##### Supplied material #####
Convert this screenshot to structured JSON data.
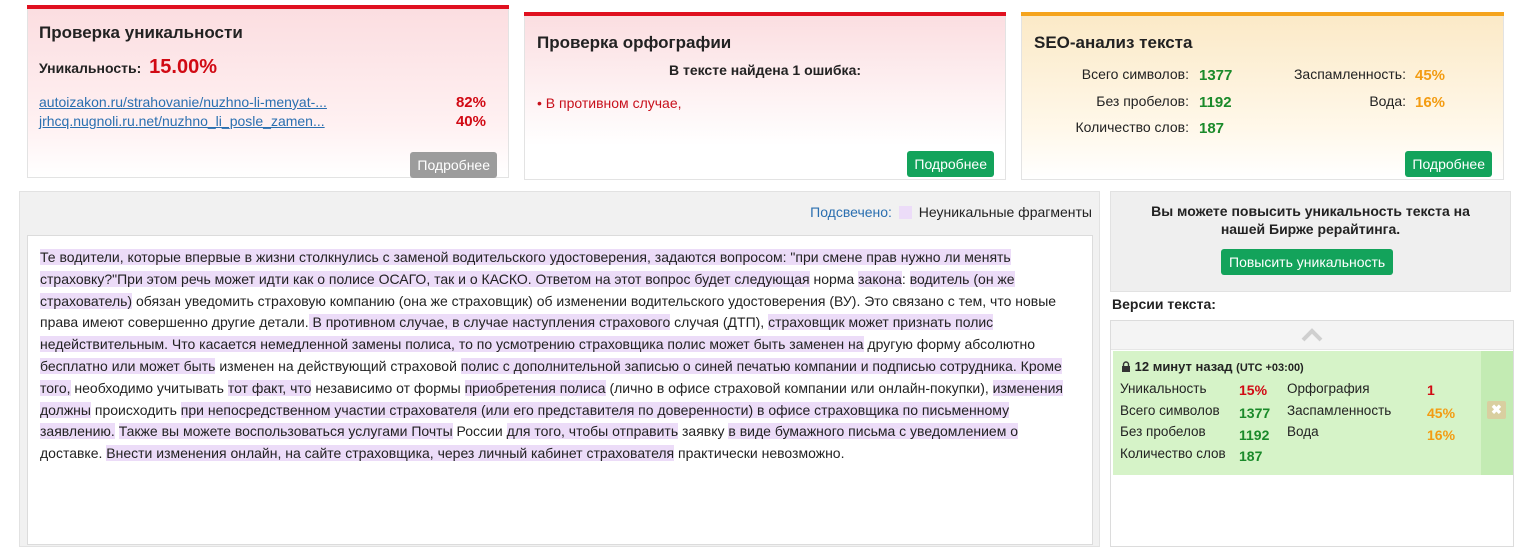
{
  "uniqueness_card": {
    "title": "Проверка уникальности",
    "label": "Уникальность:",
    "value": "15.00%",
    "sources": [
      {
        "url": "autoizakon.ru/strahovanie/nuzhno-li-menyat-...",
        "percent": "82%"
      },
      {
        "url": "jrhcq.nugnoli.ru.net/nuzhno_li_posle_zamen...",
        "percent": "40%"
      }
    ],
    "more_label": "Подробнее"
  },
  "spelling_card": {
    "title": "Проверка орфографии",
    "summary": "В тексте найдена 1 ошибка:",
    "errors": [
      "В противном случае,"
    ],
    "more_label": "Подробнее"
  },
  "seo_card": {
    "title": "SEO-анализ текста",
    "stats": {
      "total_chars_label": "Всего символов:",
      "total_chars": "1377",
      "no_spaces_label": "Без пробелов:",
      "no_spaces": "1192",
      "words_label": "Количество слов:",
      "words": "187",
      "spam_label": "Заспамленность:",
      "spam": "45%",
      "water_label": "Вода:",
      "water": "16%"
    },
    "more_label": "Подробнее"
  },
  "highlight_legend": {
    "label": "Подсвечено:",
    "text": "Неуникальные фрагменты",
    "color": "#ecdcf8"
  },
  "text_body": [
    {
      "t": "Те водители, которые впервые в жизни столкнулись с заменой водительского удостоверения, задаются вопросом: \"при смене прав нужно ли менять страховку?\"При этом речь может идти как о полисе ОСАГО, так и о КАСКО. Ответом на этот вопрос будет следующая",
      "h": true
    },
    {
      "t": " норма ",
      "h": false
    },
    {
      "t": "закона",
      "h": true
    },
    {
      "t": ": ",
      "h": false
    },
    {
      "t": "водитель (он же страхователь)",
      "h": true
    },
    {
      "t": " обязан уведомить страховую компанию (она же страховщик) об изменении водительского удостоверения (ВУ). Это связано с тем, что новые права имеют совершенно ",
      "h": false
    },
    {
      "t": "другие детали.",
      "h": false
    },
    {
      "t": " В противном случае, в случае наступления страхового",
      "h": true
    },
    {
      "t": " случая (ДТП), ",
      "h": false
    },
    {
      "t": "страховщик может признать полис недействительным.",
      "h": true
    },
    {
      "t": " Что касается немедленной замены полиса, то по усмотрению страховщика полис может быть заменен на",
      "h": true
    },
    {
      "t": " другую форму абсолютно ",
      "h": false
    },
    {
      "t": "бесплатно или может быть",
      "h": true
    },
    {
      "t": " изменен на действующий страховой ",
      "h": false
    },
    {
      "t": "полис с дополнительной записью о синей печатью компании и подписью сотрудника. Кроме того,",
      "h": true
    },
    {
      "t": " необходимо учитывать ",
      "h": false
    },
    {
      "t": "тот факт, что",
      "h": true
    },
    {
      "t": " независимо от формы ",
      "h": false
    },
    {
      "t": "приобретения полиса",
      "h": true
    },
    {
      "t": " (лично в офисе страховой компании или онлайн-покупки), ",
      "h": false
    },
    {
      "t": "изменения должны",
      "h": true
    },
    {
      "t": " происходить ",
      "h": false
    },
    {
      "t": "при непосредственном участии страхователя (или его представителя по доверенности) в офисе страховщика по письменному заявлению.",
      "h": true
    },
    {
      "t": " ",
      "h": false
    },
    {
      "t": "Также вы можете воспользоваться услугами Почты",
      "h": true
    },
    {
      "t": " России ",
      "h": false
    },
    {
      "t": "для того, чтобы отправить",
      "h": true
    },
    {
      "t": " заявку ",
      "h": false
    },
    {
      "t": "в виде бумажного письма с уведомлением о",
      "h": true
    },
    {
      "t": " доставке. ",
      "h": false
    },
    {
      "t": "Внести изменения онлайн, на сайте страховщика, через личный кабинет страхователя",
      "h": true
    },
    {
      "t": " практически невозможно.",
      "h": false
    }
  ],
  "raise_box": {
    "text": "Вы можете повысить уникальность текста на нашей Бирже рерайтинга.",
    "button_label": "Повысить уникальность"
  },
  "versions": {
    "title": "Версии текста:",
    "items": [
      {
        "time": "12 минут назад",
        "tz": "(UTC +03:00)",
        "uniq_label": "Уникальность",
        "uniq": "15%",
        "spell_label": "Орфография",
        "spell": "1",
        "total_label": "Всего символов",
        "total": "1377",
        "spam_label": "Заспамленность",
        "spam": "45%",
        "nospace_label": "Без пробелов",
        "nospace": "1192",
        "water_label": "Вода",
        "water": "16%",
        "words_label": "Количество слов",
        "words": "187"
      }
    ]
  },
  "colors": {
    "accent_red": "#e0101f",
    "accent_orange": "#f5a41d",
    "button_green": "#13a35b",
    "highlight": "#ecdcf8"
  }
}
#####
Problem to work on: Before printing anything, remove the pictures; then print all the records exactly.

Task answer:
Convert this screenshot to structured JSON data.
{
  "uniqueness_card": {
    "title": "Проверка уникальности",
    "label": "Уникальность:",
    "value": "15.00%",
    "sources": [
      {
        "url": "autoizakon.ru/strahovanie/nuzhno-li-menyat-...",
        "percent": "82%"
      },
      {
        "url": "jrhcq.nugnoli.ru.net/nuzhno_li_posle_zamen...",
        "percent": "40%"
      }
    ],
    "more_label": "Подробнее"
  },
  "spelling_card": {
    "title": "Проверка орфографии",
    "summary": "В тексте найдена 1 ошибка:",
    "errors": [
      "В противном случае,"
    ],
    "more_label": "Подробнее"
  },
  "seo_card": {
    "title": "SEO-анализ текста",
    "stats": {
      "total_chars_label": "Всего символов:",
      "total_chars": "1377",
      "no_spaces_label": "Без пробелов:",
      "no_spaces": "1192",
      "words_label": "Количество слов:",
      "words": "187",
      "spam_label": "Заспамленность:",
      "spam": "45%",
      "water_label": "Вода:",
      "water": "16%"
    },
    "more_label": "Подробнее"
  },
  "highlight_legend": {
    "label": "Подсвечено:",
    "text": "Неуникальные фрагменты",
    "color": "#ecdcf8"
  },
  "text_body": [
    {
      "t": "Те водители, которые впервые в жизни столкнулись с заменой водительского удостоверения, задаются вопросом: \"при смене прав нужно ли менять страховку?\"При этом речь может идти как о полисе ОСАГО, так и о КАСКО. Ответом на этот вопрос будет следующая",
      "h": true
    },
    {
      "t": " норма ",
      "h": false
    },
    {
      "t": "закона",
      "h": true
    },
    {
      "t": ": ",
      "h": false
    },
    {
      "t": "водитель (он же страхователь)",
      "h": true
    },
    {
      "t": " обязан уведомить страховую компанию (она же страховщик) об изменении водительского удостоверения (ВУ). Это связано с тем, что новые права имеют совершенно ",
      "h": false
    },
    {
      "t": "другие детали.",
      "h": false
    },
    {
      "t": " В противном случае, в случае наступления страхового",
      "h": true
    },
    {
      "t": " случая (ДТП), ",
      "h": false
    },
    {
      "t": "страховщик может признать полис недействительным.",
      "h": true
    },
    {
      "t": " Что касается немедленной замены полиса, то по усмотрению страховщика полис может быть заменен на",
      "h": true
    },
    {
      "t": " другую форму абсолютно ",
      "h": false
    },
    {
      "t": "бесплатно или может быть",
      "h": true
    },
    {
      "t": " изменен на действующий страховой ",
      "h": false
    },
    {
      "t": "полис с дополнительной записью о синей печатью компании и подписью сотрудника. Кроме того,",
      "h": true
    },
    {
      "t": " необходимо учитывать ",
      "h": false
    },
    {
      "t": "тот факт, что",
      "h": true
    },
    {
      "t": " независимо от формы ",
      "h": false
    },
    {
      "t": "приобретения полиса",
      "h": true
    },
    {
      "t": " (лично в офисе страховой компании или онлайн-покупки), ",
      "h": false
    },
    {
      "t": "изменения должны",
      "h": true
    },
    {
      "t": " происходить ",
      "h": false
    },
    {
      "t": "при непосредственном участии страхователя (или его представителя по доверенности) в офисе страховщика по письменному заявлению.",
      "h": true
    },
    {
      "t": " ",
      "h": false
    },
    {
      "t": "Также вы можете воспользоваться услугами Почты",
      "h": true
    },
    {
      "t": " России ",
      "h": false
    },
    {
      "t": "для того, чтобы отправить",
      "h": true
    },
    {
      "t": " заявку ",
      "h": false
    },
    {
      "t": "в виде бумажного письма с уведомлением о",
      "h": true
    },
    {
      "t": " доставке. ",
      "h": false
    },
    {
      "t": "Внести изменения онлайн, на сайте страховщика, через личный кабинет страхователя",
      "h": true
    },
    {
      "t": " практически невозможно.",
      "h": false
    }
  ],
  "raise_box": {
    "text": "Вы можете повысить уникальность текста на нашей Бирже рерайтинга.",
    "button_label": "Повысить уникальность"
  },
  "versions": {
    "title": "Версии текста:",
    "items": [
      {
        "time": "12 минут назад",
        "tz": "(UTC +03:00)",
        "uniq_label": "Уникальность",
        "uniq": "15%",
        "spell_label": "Орфография",
        "spell": "1",
        "total_label": "Всего символов",
        "total": "1377",
        "spam_label": "Заспамленность",
        "spam": "45%",
        "nospace_label": "Без пробелов",
        "nospace": "1192",
        "water_label": "Вода",
        "water": "16%",
        "words_label": "Количество слов",
        "words": "187"
      }
    ]
  },
  "colors": {
    "accent_red": "#e0101f",
    "accent_orange": "#f5a41d",
    "button_green": "#13a35b",
    "highlight": "#ecdcf8"
  }
}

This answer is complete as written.